# [PROBLEM TO SOLVE]
With the images removed, write out every line below exactly.

# [PROVIDED DATA]
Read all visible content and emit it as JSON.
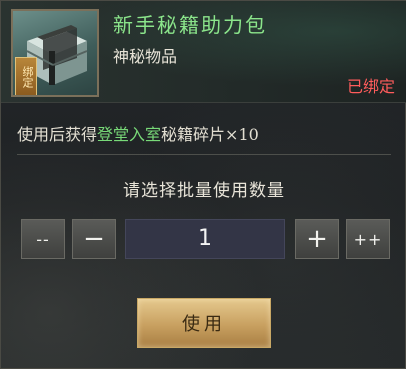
{
  "item": {
    "title": "新手秘籍助力包",
    "category": "神秘物品",
    "bound_tag": "绑定",
    "bound_status": "已绑定"
  },
  "description": {
    "prefix": "使用后获得",
    "highlight": "登堂入室",
    "suffix": "秘籍碎片×10"
  },
  "quantity": {
    "prompt": "请选择批量使用数量",
    "dec_many_label": "--",
    "dec_label": "−",
    "value": "1",
    "inc_label": "+",
    "inc_many_label": "++"
  },
  "actions": {
    "use_label": "使用"
  },
  "colors": {
    "title": "#8be58b",
    "highlight": "#78d978",
    "bound_status": "#ff5c5c",
    "use_button": "#d6b273"
  },
  "icons": {
    "item_icon": "gift-box-icon"
  }
}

# [EXPECTED ANSWER]
Read all visible content and emit it as JSON.
{
  "item": {
    "title": "新手秘籍助力包",
    "category": "神秘物品",
    "bound_tag": "绑定",
    "bound_status": "已绑定"
  },
  "description": {
    "prefix": "使用后获得",
    "highlight": "登堂入室",
    "suffix": "秘籍碎片×10"
  },
  "quantity": {
    "prompt": "请选择批量使用数量",
    "dec_many_label": "--",
    "dec_label": "−",
    "value": "1",
    "inc_label": "+",
    "inc_many_label": "++"
  },
  "actions": {
    "use_label": "使用"
  },
  "colors": {
    "title": "#8be58b",
    "highlight": "#78d978",
    "bound_status": "#ff5c5c",
    "use_button": "#d6b273"
  },
  "icons": {
    "item_icon": "gift-box-icon"
  }
}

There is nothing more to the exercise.